AIM OF THE TASK -
Find the lines below in which the string "JSON" occurs. Copy each one.

━━━━━ RECORDED INFORMATION ━━━━━

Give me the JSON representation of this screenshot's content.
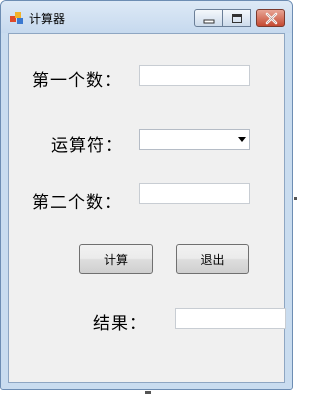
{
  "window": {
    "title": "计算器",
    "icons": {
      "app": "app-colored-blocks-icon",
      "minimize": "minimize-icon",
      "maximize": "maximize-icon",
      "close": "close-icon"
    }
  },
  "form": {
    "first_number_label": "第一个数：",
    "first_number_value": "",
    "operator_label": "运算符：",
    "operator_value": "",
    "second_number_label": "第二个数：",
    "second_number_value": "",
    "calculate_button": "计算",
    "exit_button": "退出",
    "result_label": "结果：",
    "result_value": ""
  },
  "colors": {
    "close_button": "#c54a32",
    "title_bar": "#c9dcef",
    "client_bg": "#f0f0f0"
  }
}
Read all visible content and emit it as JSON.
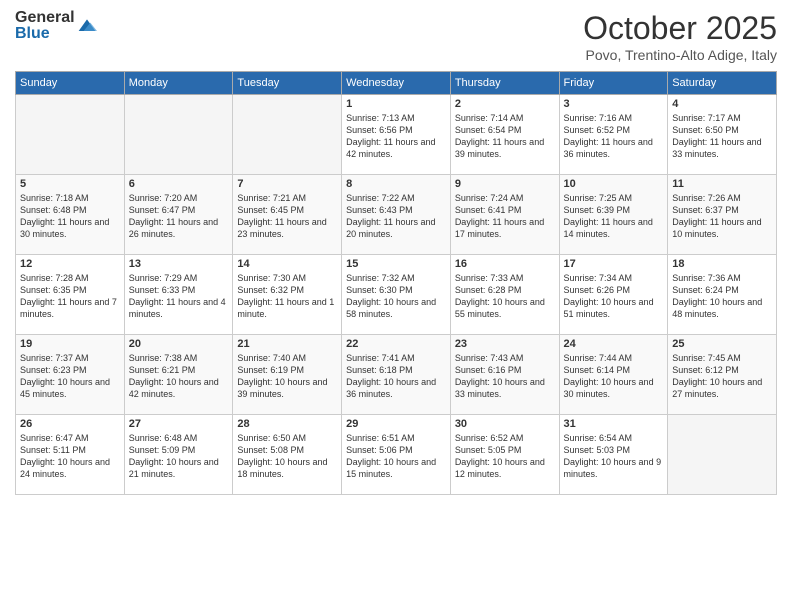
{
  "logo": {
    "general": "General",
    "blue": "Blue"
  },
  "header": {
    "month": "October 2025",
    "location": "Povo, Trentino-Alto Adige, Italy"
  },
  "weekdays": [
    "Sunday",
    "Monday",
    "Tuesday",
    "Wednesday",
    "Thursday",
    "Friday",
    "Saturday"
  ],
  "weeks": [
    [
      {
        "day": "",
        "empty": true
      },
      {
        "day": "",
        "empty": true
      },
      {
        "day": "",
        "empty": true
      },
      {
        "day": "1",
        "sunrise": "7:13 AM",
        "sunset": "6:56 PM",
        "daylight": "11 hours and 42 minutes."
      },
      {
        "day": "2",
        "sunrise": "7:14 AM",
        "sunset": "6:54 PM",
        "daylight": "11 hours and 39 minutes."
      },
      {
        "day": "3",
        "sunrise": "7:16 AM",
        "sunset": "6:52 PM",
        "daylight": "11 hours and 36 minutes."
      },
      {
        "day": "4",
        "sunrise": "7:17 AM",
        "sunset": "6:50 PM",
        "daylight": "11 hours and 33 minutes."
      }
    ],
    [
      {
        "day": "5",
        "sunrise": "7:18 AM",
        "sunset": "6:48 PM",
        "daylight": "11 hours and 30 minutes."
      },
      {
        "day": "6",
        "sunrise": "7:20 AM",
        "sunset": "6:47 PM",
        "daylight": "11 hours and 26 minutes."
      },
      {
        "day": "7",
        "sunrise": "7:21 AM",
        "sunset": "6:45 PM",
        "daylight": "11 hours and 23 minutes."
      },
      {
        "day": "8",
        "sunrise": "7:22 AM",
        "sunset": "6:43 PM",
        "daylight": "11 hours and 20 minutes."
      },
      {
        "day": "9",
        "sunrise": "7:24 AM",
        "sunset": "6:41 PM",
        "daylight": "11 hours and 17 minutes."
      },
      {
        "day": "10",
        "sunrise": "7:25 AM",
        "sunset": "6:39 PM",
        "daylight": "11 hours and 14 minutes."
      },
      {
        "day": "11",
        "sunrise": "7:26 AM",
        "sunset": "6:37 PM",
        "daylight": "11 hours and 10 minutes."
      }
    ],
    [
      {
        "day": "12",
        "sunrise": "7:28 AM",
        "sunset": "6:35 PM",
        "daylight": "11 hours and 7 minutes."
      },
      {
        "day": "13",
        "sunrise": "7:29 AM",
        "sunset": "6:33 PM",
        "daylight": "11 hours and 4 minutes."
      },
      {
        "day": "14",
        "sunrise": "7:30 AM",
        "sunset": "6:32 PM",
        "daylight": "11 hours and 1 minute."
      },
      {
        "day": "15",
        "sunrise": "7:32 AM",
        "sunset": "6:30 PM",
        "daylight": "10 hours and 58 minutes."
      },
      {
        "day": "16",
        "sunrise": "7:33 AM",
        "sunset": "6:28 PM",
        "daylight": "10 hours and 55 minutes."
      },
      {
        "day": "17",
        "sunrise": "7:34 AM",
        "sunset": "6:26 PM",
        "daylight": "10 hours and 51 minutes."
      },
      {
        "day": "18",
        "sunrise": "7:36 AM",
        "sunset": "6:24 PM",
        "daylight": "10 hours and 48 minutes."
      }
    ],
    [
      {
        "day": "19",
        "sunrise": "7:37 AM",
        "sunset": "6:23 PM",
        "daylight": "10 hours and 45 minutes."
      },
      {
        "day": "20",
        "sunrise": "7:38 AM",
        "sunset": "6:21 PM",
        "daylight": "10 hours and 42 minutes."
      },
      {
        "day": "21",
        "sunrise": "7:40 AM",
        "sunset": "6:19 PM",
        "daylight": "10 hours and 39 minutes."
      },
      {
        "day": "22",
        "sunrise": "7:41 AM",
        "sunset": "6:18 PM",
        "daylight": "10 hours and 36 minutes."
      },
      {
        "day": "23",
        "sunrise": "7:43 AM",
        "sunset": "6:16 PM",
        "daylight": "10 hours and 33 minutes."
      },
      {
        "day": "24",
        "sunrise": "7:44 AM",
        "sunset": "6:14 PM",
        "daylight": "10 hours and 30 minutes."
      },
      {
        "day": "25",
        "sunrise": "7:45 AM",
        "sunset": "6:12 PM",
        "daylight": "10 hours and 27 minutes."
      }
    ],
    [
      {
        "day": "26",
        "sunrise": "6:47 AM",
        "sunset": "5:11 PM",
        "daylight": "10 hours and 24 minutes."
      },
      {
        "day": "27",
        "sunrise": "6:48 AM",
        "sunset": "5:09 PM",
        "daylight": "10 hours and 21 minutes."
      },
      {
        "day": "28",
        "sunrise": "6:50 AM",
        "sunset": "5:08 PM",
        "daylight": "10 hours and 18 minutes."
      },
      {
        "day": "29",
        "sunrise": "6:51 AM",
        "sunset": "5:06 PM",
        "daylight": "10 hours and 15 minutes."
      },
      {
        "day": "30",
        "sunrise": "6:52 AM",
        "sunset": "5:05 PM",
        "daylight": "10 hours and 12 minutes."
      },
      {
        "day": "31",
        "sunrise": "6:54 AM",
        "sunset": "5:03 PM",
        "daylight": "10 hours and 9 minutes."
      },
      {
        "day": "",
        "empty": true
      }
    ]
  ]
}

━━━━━

OUTPUT OF THE TASK -
Give me the JSON representation of this screenshot's content.
Read all visible content and emit it as JSON.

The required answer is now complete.